About 160 foster kids in Alaska are entitled to social security benefits because they have a disability or one of their parents have died. But most of the time, the money doesn’t go to the individual child, it goes straight to the state.
“What smells bad about this is the state seems to be trying to gain federal money that it isn’t necessarily entitled to,” Superior Court Judge William Morse said while listening to oral arguments in the case in late February.
“It seems like you are trying to take money from a child,” Morse told the attorney for the state.
The US Supreme Court ruled that it is legal for state agencies to receive federal benefits on behalf of foster children and use the money to pay for the kids’ care while they are in custody. The question is – can they legally do it in Alaska without providing any notice?

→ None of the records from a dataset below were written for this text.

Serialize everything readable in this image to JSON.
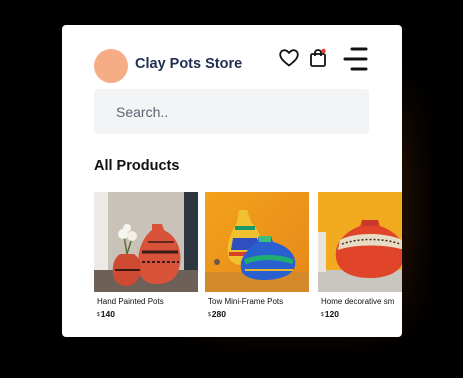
{
  "header": {
    "store_name": "Clay Pots Store",
    "avatar_color": "#f6ad86"
  },
  "search": {
    "placeholder": "Search.."
  },
  "section": {
    "title": "All Products"
  },
  "products": [
    {
      "name": "Hand Painted Pots",
      "currency": "$",
      "price": "140",
      "image": "terracotta-painted-pots-photo"
    },
    {
      "name": "Tow Mini-Frame Pots",
      "currency": "$",
      "price": "280",
      "image": "colorful-mini-pots-photo"
    },
    {
      "name": "Home decorative sm",
      "currency": "$",
      "price": "120",
      "image": "orange-decorative-pot-photo"
    }
  ],
  "icons": [
    "heart-icon",
    "shopping-bag-icon",
    "menu-icon"
  ],
  "colors": {
    "title_text": "#1f2f52",
    "search_bg": "#f3f4f6",
    "notification_dot": "#e53935"
  }
}
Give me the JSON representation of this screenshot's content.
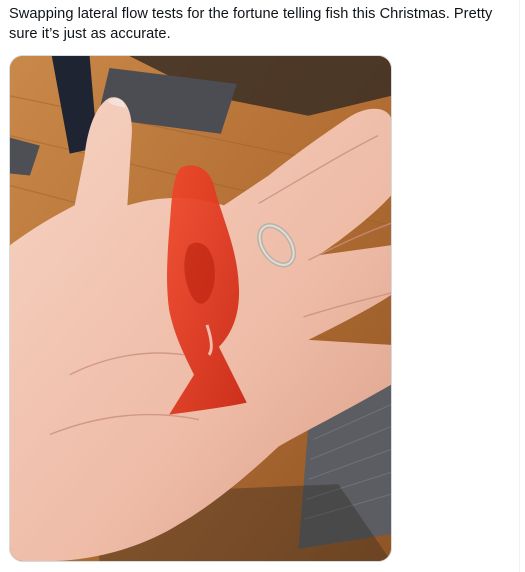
{
  "tweet": {
    "text": "Swapping lateral flow tests for the fortune telling fish this Christmas. Pretty sure it’s just as accurate."
  },
  "media": {
    "subject_icon": "fortune-fish-on-palm",
    "colors": {
      "fish": "#e8321a",
      "skin": "#f1c6b3",
      "table": "#b9763a"
    }
  }
}
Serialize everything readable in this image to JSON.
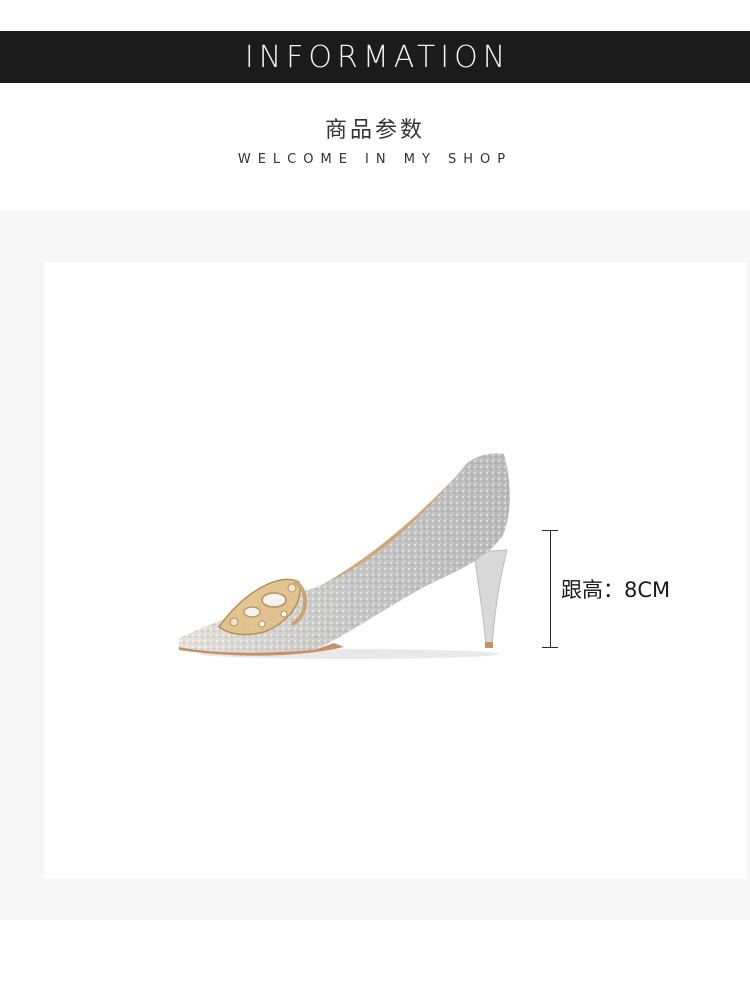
{
  "header": {
    "banner_title": "INFORMATION",
    "subtitle_cn": "商品参数",
    "subtitle_en": "WELCOME IN MY SHOP"
  },
  "product": {
    "heel_height_label": "跟高：8CM"
  },
  "colors": {
    "banner_bg": "#1b1b1b",
    "banner_text": "#f2f2f2",
    "panel_bg": "#f7f7f7",
    "card_bg": "#ffffff"
  }
}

If a child’s guardian ad litem or attorney knew the child could get between $700 and $2,000 per month in federal benefits, they could try to find a relative or another person to be a private payee. Then, the money wouldn’t go toward the care the child is already entitled to from the state.
“You could be use these social security monies for tutoring, for therapy,” Attorney Jim Davis argued before the judge. “To do the things in life that your kids probably do and my kids probably do – go to the state fair, go to Alyeska, have an iPhone.”
Davis is representing foster children who are eligible for benefits. In some cases, the money could be set aside in a trust to be used for education or medical needs when the child ages out of foster care.
Assistant attorney general Leah Farzin argued the state is not required to notify anyone about the potential benefits and providing notice would be a burden.
“We’re opposed because there’s no obligation to do so,” Farzin told the judge. “The state is not doing anything wrong. And therefore, the state being ordered to do something to correct a problem that doesn’t exist is unfair.”
“To who?” Morse asked.
“To the state,” Farzin replied.
“It’s unfair to you to have to add a paragraph to the GAL (guardian ad litem) appointment order?”
Judge Morse said notifying people would not be a burden on the state, and could speed up the application process for the benefits by reducing the amount of research the Social Security Administration needs to do before designating a payee. That would get money to the kids faster.
The state contracts with a private company for about $10,000 per year to apply for benefits on behalf of the children.
Farzin also argued that using a child’s federal benefits to pay for their time in foster care frees up more state resources for all of the children who are in custody.
“When the state is the payee, all foster children get more resources,” Farzin said.
But Judge Morse questioned if this is fair to the child who is entitled to the money.
“The child loses money if the state is the payee when there could have been a private payee,” Morse said.
According to the Office of Children’s Services, if the state spends less on a child’s monthly care than it receives in benefits, it returns the extra money to the Social Security Administration. The SSA holds the money until a new payee is assigned to the child.
The judge has up to six months to issue a ruling.